1. Use a generous amount of water-soluble lubricant, widely available in drugstores and sold specifically for use in sexual activity, to prevent breakage of the condom due to friction. Don't use oil-based products intended for other uses, because they weaken the condom and make it more likely to break.
2. Some couples have tried to get extra protection by using two condoms to produce a double layer. This doesn't work. The extra friction may actually increase the risk of condom failure. Female condoms are available (see references) as an alternate to male condoms. Never use both types together, because friction can break both of them.
3. Sheepskin (also called lambskin) condoms are effective at preventing pregnancy, but not HIV. These condoms have micro pores larger than the size of a virus. For people with latex allergies, there are other non-latex options including polyurethane and polyisoprene.
4. Spermicides increase the risk of HIV transmission by irritating the mucous membranes.
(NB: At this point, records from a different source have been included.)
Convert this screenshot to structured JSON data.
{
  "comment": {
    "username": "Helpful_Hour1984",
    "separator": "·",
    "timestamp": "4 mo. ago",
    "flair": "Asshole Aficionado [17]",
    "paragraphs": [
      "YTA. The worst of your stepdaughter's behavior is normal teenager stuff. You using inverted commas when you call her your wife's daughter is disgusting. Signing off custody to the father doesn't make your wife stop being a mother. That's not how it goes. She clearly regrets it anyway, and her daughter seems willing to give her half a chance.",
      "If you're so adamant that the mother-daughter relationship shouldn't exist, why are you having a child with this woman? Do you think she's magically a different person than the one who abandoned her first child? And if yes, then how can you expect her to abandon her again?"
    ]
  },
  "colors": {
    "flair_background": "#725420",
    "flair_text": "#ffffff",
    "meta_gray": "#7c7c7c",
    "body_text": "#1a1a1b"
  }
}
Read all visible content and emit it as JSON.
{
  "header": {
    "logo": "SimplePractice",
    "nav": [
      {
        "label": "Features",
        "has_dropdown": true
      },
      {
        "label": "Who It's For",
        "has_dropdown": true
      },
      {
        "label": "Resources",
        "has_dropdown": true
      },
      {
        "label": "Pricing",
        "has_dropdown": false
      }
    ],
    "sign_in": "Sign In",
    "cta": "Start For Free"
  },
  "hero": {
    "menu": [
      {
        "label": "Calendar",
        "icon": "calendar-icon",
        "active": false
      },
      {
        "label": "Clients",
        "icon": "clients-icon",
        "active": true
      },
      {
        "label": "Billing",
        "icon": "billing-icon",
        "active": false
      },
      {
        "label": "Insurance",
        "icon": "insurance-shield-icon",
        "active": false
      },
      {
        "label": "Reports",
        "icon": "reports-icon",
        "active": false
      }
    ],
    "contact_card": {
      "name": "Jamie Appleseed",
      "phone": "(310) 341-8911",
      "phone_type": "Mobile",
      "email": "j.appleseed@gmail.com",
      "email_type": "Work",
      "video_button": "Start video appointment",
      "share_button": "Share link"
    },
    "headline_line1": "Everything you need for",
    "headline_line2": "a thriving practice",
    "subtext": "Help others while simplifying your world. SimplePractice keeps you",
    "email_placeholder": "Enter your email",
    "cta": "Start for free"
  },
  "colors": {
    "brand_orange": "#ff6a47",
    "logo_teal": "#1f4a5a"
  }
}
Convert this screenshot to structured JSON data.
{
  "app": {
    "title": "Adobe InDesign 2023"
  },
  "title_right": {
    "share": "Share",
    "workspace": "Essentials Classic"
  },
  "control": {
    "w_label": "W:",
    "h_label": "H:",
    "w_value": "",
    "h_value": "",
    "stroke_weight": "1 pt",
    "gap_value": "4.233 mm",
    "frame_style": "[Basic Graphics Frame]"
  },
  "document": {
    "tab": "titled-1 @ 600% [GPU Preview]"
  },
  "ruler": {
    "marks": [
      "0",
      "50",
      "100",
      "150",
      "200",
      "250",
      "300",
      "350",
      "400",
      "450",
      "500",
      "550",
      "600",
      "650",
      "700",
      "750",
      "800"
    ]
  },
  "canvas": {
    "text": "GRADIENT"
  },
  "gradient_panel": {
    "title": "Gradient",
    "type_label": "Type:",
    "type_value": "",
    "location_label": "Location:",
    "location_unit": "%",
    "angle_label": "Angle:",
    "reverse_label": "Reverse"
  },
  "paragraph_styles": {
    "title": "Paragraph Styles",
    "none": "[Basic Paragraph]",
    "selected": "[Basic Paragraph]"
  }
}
5. Oral sex can transmit HIV. One option for protection is the dental dam, developed for use in dental surgery. These are now sold for sexual activity as well.
I found several web sites offering more information on condom use. Much of it is fairly simple, such as check the expiration date, don't reuse the condom, and don't use it if it doesn't unroll properly (use one that does!)
Another point I've always been concerned about is the time between infection and development of the antibodies that produce a positive HIV test. What if something goes wrong? What if the condom breaks? Or what if you're not using condoms because you're in a committed relationship – but then you find out your partner wasn't so committed?
According Reference 1, it takes about six weeks after infection to get a positive HIV test. During this time, the infected person can transmit the virus to others.